  • Barack Cohen gave a talk on his recently published (doi: 10.1073/pnas.1307449110) work on Crx recognition using high throughput report assays.   This work highlights how little we understand about the sequence context necessary around a motif to give rise to both binding and expression.
  • There were several good talks on modeling.  My favorite two were David Arnosti, who spoke on their quantitative modeling framework for looking at enhancer function and evolution, and Zeba Wunderlich, whose model focuses on patterns of divergence between Drosophilia species (doi:10.1038/msb.2012.35).
  • Ian Dworkin highlighted how important genetic background is to phenotype.   This work has since been published (doi:10.1371/journal.pgen.1003661).
  • John Reinitz talked about how function is conserved in the face of non-conservation of sequence  (doi:10.1371/journal.pgen.1003243).

 

2013 Summer Journal Club in the Dowell Lab

August 23, 2013

Guest post By Justin Freeman

This summer, the Dowell Lab continued its annual tradition of temporarily converting our standing lab meeting into a weekly journal club. Lab members took turns selecting papers they found interesting, controversial, or particularly relevant and assigned them for weekly reading. Given our diverse backgrounds and research interests, we read pretty widely this summer. Topics ranged from stickleback evolution to mathematical models for quantifying RNA-seq data. Here’s what we read, discussed, and sometimes argued about…
We hope you enjoy these papers as much as we did!

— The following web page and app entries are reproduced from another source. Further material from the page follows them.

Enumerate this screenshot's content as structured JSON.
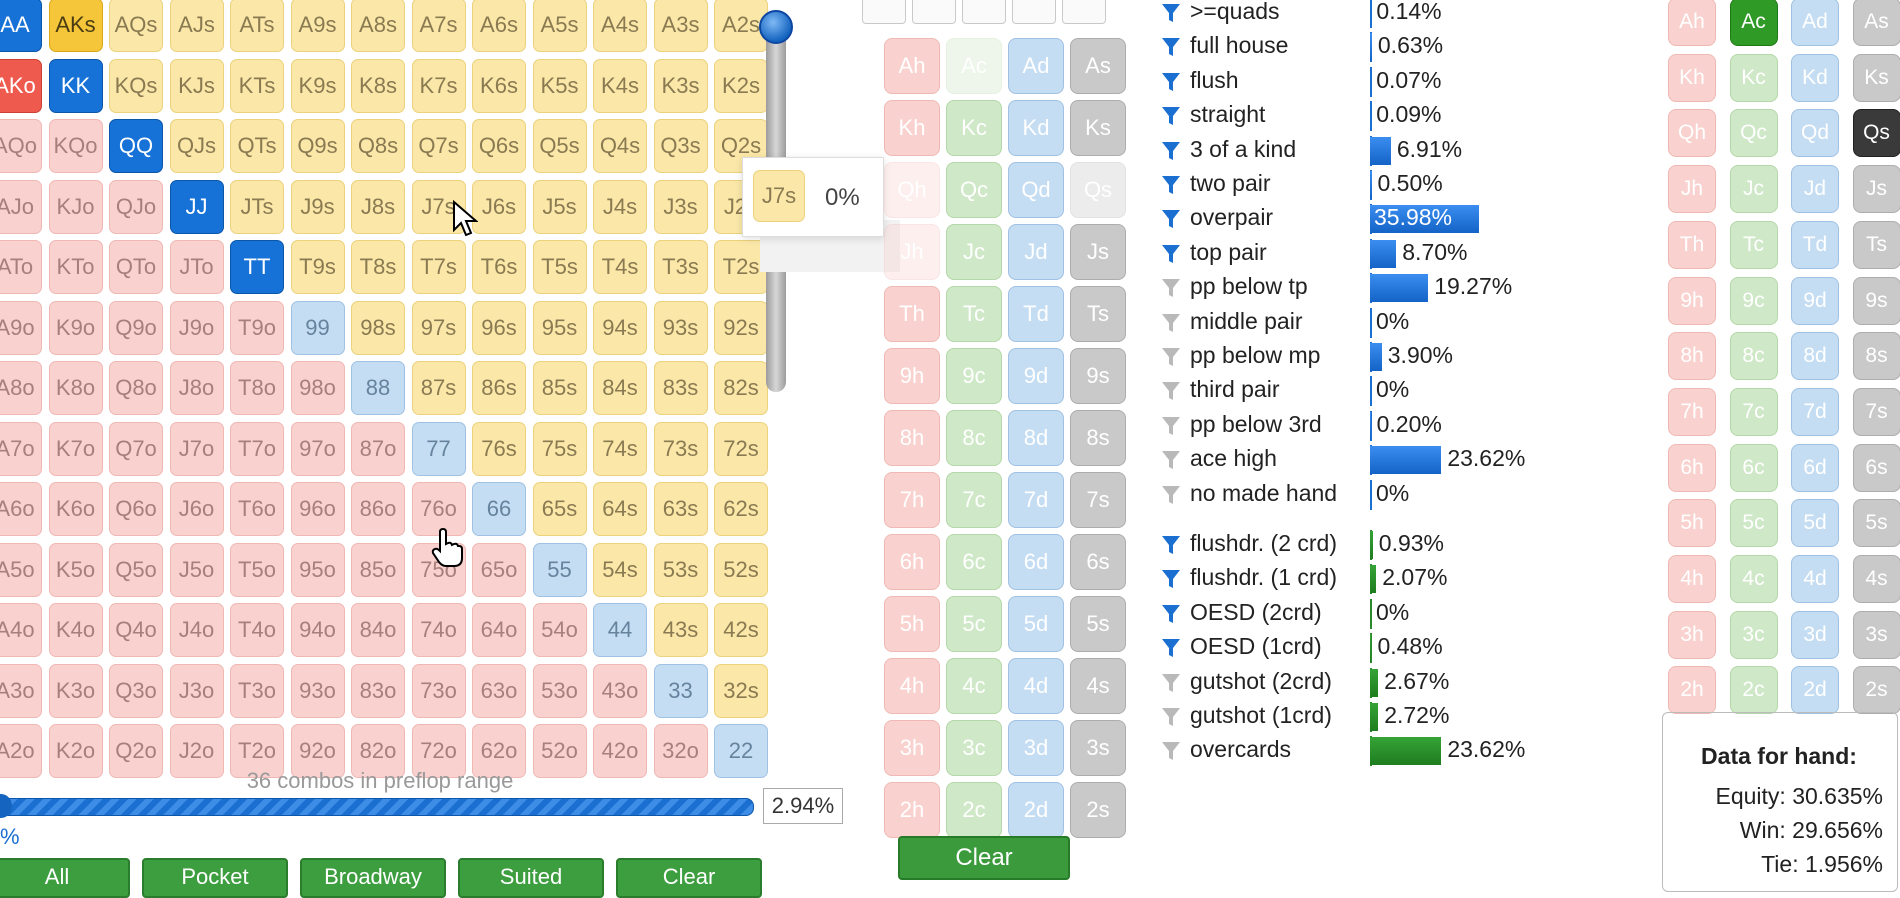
{
  "grid": {
    "ranks": [
      "A",
      "K",
      "Q",
      "J",
      "T",
      "9",
      "8",
      "7",
      "6",
      "5",
      "4",
      "3",
      "2"
    ],
    "selected": {
      "AA": "sel-blue",
      "AKs": "sel-gold",
      "AKo": "sel-red",
      "KK": "sel-blue",
      "QQ": "sel-blue",
      "JJ": "sel-blue",
      "TT": "sel-blue"
    }
  },
  "tooltip": {
    "hand": "J7s",
    "pct": "0%"
  },
  "combos_text": "36 combos in preflop range",
  "range_pct": "2.94%",
  "range_pct_left": "%",
  "range_buttons": [
    "All",
    "Pocket",
    "Broadway",
    "Suited",
    "Clear"
  ],
  "board": {
    "ranks": [
      "A",
      "K",
      "Q",
      "J",
      "T",
      "9",
      "8",
      "7",
      "6",
      "5",
      "4",
      "3",
      "2"
    ],
    "suits": [
      "h",
      "c",
      "d",
      "s"
    ],
    "dimmed": [
      "Ac",
      "Qh",
      "Qs",
      "Jh"
    ],
    "clear_label": "Clear"
  },
  "stats": {
    "made": [
      {
        "label": ">=quads",
        "value": "0.14%",
        "pct": 0.14,
        "filter": "blue"
      },
      {
        "label": "full house",
        "value": "0.63%",
        "pct": 0.63,
        "filter": "blue"
      },
      {
        "label": "flush",
        "value": "0.07%",
        "pct": 0.07,
        "filter": "blue"
      },
      {
        "label": "straight",
        "value": "0.09%",
        "pct": 0.09,
        "filter": "blue"
      },
      {
        "label": "3 of a kind",
        "value": "6.91%",
        "pct": 6.91,
        "filter": "blue"
      },
      {
        "label": "two pair",
        "value": "0.50%",
        "pct": 0.5,
        "filter": "blue"
      },
      {
        "label": "overpair",
        "value": "35.98%",
        "pct": 35.98,
        "filter": "blue"
      },
      {
        "label": "top pair",
        "value": "8.70%",
        "pct": 8.7,
        "filter": "blue"
      },
      {
        "label": "pp below tp",
        "value": "19.27%",
        "pct": 19.27,
        "filter": "gray"
      },
      {
        "label": "middle pair",
        "value": "0%",
        "pct": 0,
        "filter": "gray"
      },
      {
        "label": "pp below mp",
        "value": "3.90%",
        "pct": 3.9,
        "filter": "gray"
      },
      {
        "label": "third pair",
        "value": "0%",
        "pct": 0,
        "filter": "gray"
      },
      {
        "label": "pp below 3rd",
        "value": "0.20%",
        "pct": 0.2,
        "filter": "gray"
      },
      {
        "label": "ace high",
        "value": "23.62%",
        "pct": 23.62,
        "filter": "gray"
      },
      {
        "label": "no made hand",
        "value": "0%",
        "pct": 0,
        "filter": "gray"
      }
    ],
    "draws": [
      {
        "label": "flushdr. (2 crd)",
        "value": "0.93%",
        "pct": 0.93,
        "filter": "blue"
      },
      {
        "label": "flushdr. (1 crd)",
        "value": "2.07%",
        "pct": 2.07,
        "filter": "blue"
      },
      {
        "label": "OESD (2crd)",
        "value": "0%",
        "pct": 0,
        "filter": "blue"
      },
      {
        "label": "OESD (1crd)",
        "value": "0.48%",
        "pct": 0.48,
        "filter": "blue"
      },
      {
        "label": "gutshot (2crd)",
        "value": "2.67%",
        "pct": 2.67,
        "filter": "gray"
      },
      {
        "label": "gutshot (1crd)",
        "value": "2.72%",
        "pct": 2.72,
        "filter": "gray"
      },
      {
        "label": "overcards",
        "value": "23.62%",
        "pct": 23.62,
        "filter": "gray"
      }
    ]
  },
  "hand_picker": {
    "selected": {
      "Ac": "sel-green",
      "Qs": "sel-blk"
    }
  },
  "data_box": {
    "title": "Data for hand:",
    "equity": "Equity: 30.635%",
    "win": "Win: 29.656%",
    "tie": "Tie: 1.956%"
  },
  "colors": {
    "blue": "#1a6fd1",
    "green": "#3a9a3c",
    "suited": "#fbe8a8",
    "offsuit": "#f9d2cf",
    "pair": "#c5ddf3"
  }
}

Mouse genomic variation and its effect on phenotypes and gene regulation
Statistical inferences for isoform expression in RNA-Seq
CRISPR-Mediated Modular RNA-Guided Regulation of Transcription in Eukaryotes
Translating dosage compensation to trisomy 21
A ncRNA Modulates Histone Modification and mRNA Induction in the Yeast GAL Gene Cluster
The Evolution of Lineage-Specific Regulatory Activities in the Human Embryonic Limb
The Genomic Basis of Adaptive Evolution in Threespine Sticklebacks
Functional Roles of Enhancer RNAs for Oestrogen-Dependent Transcriptional Activation
Genome-Wide Analysis of in vivo Translation with Nucleotide Resolution Using Ribosome Profiling
Extensive Transcriptional Heterogeneity Revealed by Isoform Profiling

Quick Guides

January 6, 2010

PLoS Computational Biology has published a series of “Education” articles lately that are useful for those entering Bioinformatics / Computational Biology. Even seasoned veterans might find a nugget or two in these:

A Quick Guide for Developing Effective Bioinformatics Programming Skills

A Quick Guide to Organizing Computational Biology Projects